Originally Posted by havasusteve03Beast
Thank you for your assistance on this. Yes, the flanges dont help and I understand that. Unfortunately, I have to have them to switch back and forth between your CATS and OEM CATS at smog time. This was the easiest way of doing it. I am going to grind away at some of the unnecessary metal in the meantime.
I noticed you didnt comment on the area where the header pipe joins the collectors; can you check with your engineers to see if this is an acceptable amount of gap? It is the only area at this point that I could see any difference being made.
By the way, I love the Supersprint headers, love the way they make my Beast sound. I and oters would sure like to get them to fit more flush though.
Thank you again for your assistance.
Steve, the first thing the shop guys noticed from the photos, is that they believe that the collectors actually must be slid in, even further.
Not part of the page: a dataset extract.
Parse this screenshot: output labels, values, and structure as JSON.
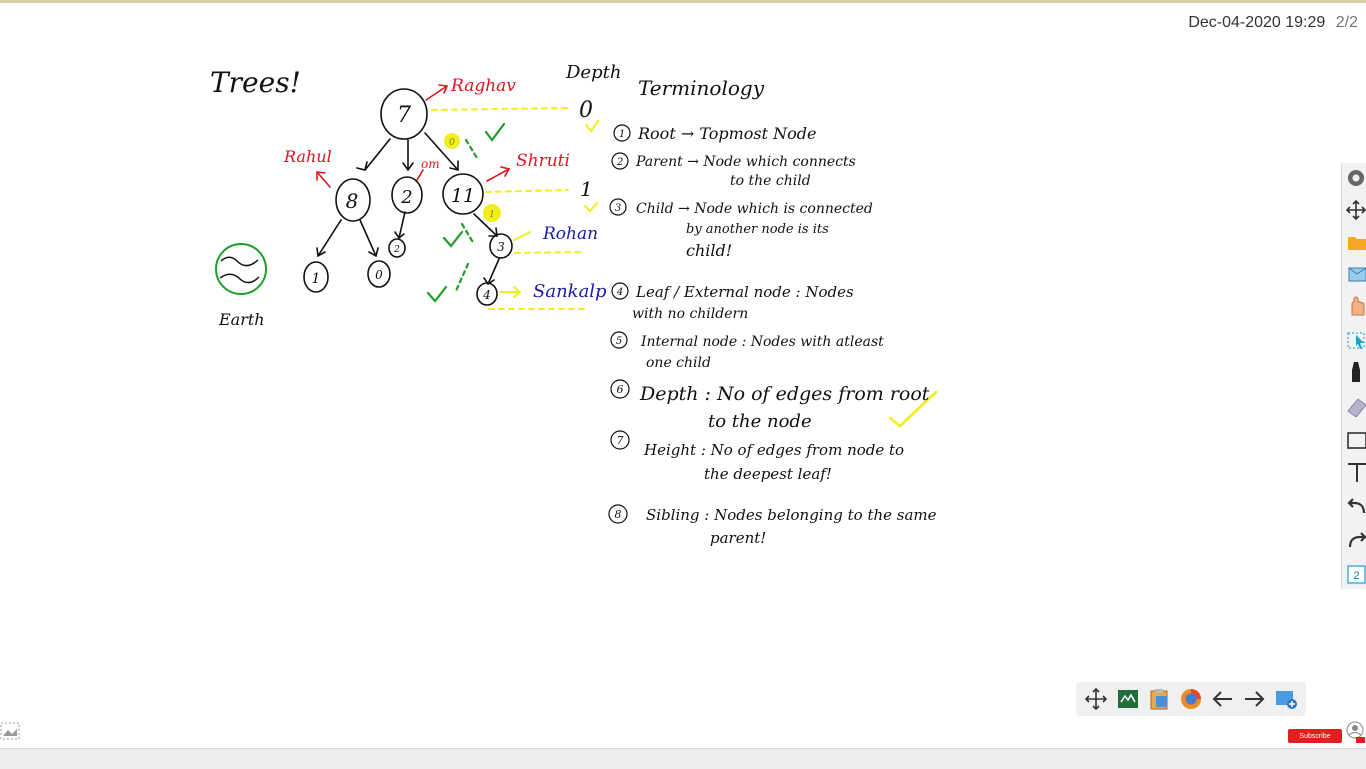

They feel like the 4-1 collectors may not be bottoming out against the 8 primaries' ends yet.
However, this is a speculation, based solely upon the amount of the enlarged (step up) pipe section they can see, sticking out from the floating, 4-hole flange plate.
I believe you when you say that you already have pushed the collectors all the way in; but there still my be some way to go, regardless of the resistence you feel when forcing the collectors further in.
The pipe junctions may have an overlapping section sticking, or seizing, in some place, which keeps the collectors from slidind all the way in.
Anyway, I will do some more dimension checks on the headers jigs, as well as on the original project blue-prints, to make sure that the production headers are still within spec.
Speaking of the flanges you have added, I perfectly justify your goal, about the ease of switching the cats back and forth, with the minimum effort; but a slip-on connection would be less obtrusive in terms of ground clearance, although the removal certainly would not be as easy and straightforward, as with the 2-bolt flanges.
When designing exhausts, the slip-on and the flange connection systems both have pros and cons, depending on the individual area of the exhaust.
An additional plus of the slip-on over the flange system, in this particular place, is that it allows fine tuning the overall lenght of the exhaust system, between the individual sections, while the flanges limit the entire exhaust to a fixed, non-adjustable and very rigid position.
If you find out that your cats actually put a tension on the headers collectors, and pull them backwards, you should have them checked, cut-off and re-welded into a more correct, neutral position.
I will get back to you with more infos, as soon as the checks are done.
Have a nice weekend.